The most common cancers in children are (childhood) leukemia (32%), brain tumors (18%), and lymphomas (11%). In 2005, 4.1 of every 100,000 young people under 20 years of age in the U.S. were diagnosed with leukemia, and 0.8 per 100,000 died from it. The number of new cases was highest among the 1–4 age group, but the number of deaths was highest among the 10–14 age group. In 2005, 2.9 of every 100,000 people 0–19 years of age were found to have cancer of the brain or central nervous system, and 0.7 per 100,000 died from it. These cancers were found most often in children between 1 and 4 years of age, but the most deaths occurred among those aged 5–9. The main subtypes of brain and central nervous system tumors in children are: astrocytoma, brain stem glioma, craniopharyngioma, desmoplastic infantile ganglioglioma, ependymoma, high-grade glioma, medulloblastoma and atypical teratoid rhabdoid tumor.
Childhood cancer (also known as pediatric cancer) is cancer in a child. In the United States, an arbitrarily adopted standard of the ages used are 0–14 years inclusive, that is, up to 14 years 11.9 months of age. However, the definition of childhood cancer sometimes includes young adults between 15–19 years old. Pediatric oncology is the branch of medicine concerned with the diagnosis and treatment of cancer in children.
Worldwide, it is estimated that childhood cancer has an incidence of more than 175,000 per year, and a mortality rate of approximately 96,000 per year. In developed countries, childhood cancer has a mortality of approximately 20% of cases. In low resource settings, on the other hand, mortality is approximately 80%, or even 90% in the world’s poorest countries. In many developed countries the incidence is slowly increasing, as rates of childhood cancer increased by 0.6% per year between 1975 and 2002 in the United States, and by 1.1% per year between 1978 and 1997 in Europe.
Internationally, the greatest variation in childhood cancer incidence occurs when comparing high-income countries to low-income ones. This may result from differences in being able to diagnose cancer, differences in risk among different ethnic or racial population subgroups, as well as differences in risk factors. An example of differing risk factors is in cases of pediatric Burkitt lymphoma, a form of non-Hodgkin lymphoma that sickens 6 to 7 children out of every 100,000 annually in parts of sub-Saharan Africa, where it is associated with a history of infection by both Epstein-Barr virus and malaria. In industrialized countries, Burkitt lymphoma is not associated with these infectious conditions.

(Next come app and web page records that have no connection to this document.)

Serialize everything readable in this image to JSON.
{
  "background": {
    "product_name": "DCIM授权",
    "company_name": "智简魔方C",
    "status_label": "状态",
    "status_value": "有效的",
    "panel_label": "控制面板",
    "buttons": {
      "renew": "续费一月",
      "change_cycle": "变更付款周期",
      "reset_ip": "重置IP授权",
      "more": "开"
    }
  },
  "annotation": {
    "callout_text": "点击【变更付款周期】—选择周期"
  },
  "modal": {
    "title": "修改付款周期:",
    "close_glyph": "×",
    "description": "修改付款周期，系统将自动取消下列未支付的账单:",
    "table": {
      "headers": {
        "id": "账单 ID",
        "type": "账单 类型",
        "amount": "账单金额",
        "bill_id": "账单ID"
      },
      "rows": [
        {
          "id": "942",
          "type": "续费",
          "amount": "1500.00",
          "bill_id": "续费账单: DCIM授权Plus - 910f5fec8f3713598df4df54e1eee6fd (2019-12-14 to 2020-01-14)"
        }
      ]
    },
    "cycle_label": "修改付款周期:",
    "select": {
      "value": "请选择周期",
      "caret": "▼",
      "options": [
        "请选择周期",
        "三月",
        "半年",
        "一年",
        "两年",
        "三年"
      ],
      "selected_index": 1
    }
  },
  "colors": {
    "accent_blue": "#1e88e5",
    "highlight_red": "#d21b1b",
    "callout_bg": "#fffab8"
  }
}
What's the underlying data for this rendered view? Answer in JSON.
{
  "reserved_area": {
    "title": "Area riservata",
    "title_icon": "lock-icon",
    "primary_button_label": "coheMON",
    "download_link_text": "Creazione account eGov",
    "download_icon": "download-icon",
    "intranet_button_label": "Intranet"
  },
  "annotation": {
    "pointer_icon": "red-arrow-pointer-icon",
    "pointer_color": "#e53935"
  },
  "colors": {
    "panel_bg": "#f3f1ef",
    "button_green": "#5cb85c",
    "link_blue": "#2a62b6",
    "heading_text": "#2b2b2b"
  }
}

In the United States, cancer is the second most common cause of death among children between the ages of 1 and 14 years, exceeded only by accidents. More than 16 out of every 100,000 children and teens in the U.S. were diagnosed with cancer, and nearly 3 of every 100,000 died from the disease. In the United States in 2012, it was estimated that there was an incidence of 12,000 new cases, and 1,300 deaths, from cancer among children 0 to 14 years of age.
Families, caregivers, charities and research groups across the United States observe September as Childhood Cancer Awareness Month. In the U.S., 15,780 children under the age of 21 are diagnosed with cancer every year; approximately 1/4 of them will not survive the disease. A diagnosis turns the lives of the entire family upside down. The objective of Childhood Cancer Awareness Month is to put a spotlight on the types of cancer that largely affect children, survivorship issues, and – importantly – to help raise funds for research and family support.
NATIONAL CHILDHOOD CANCER AWARENESS MONTH, 2012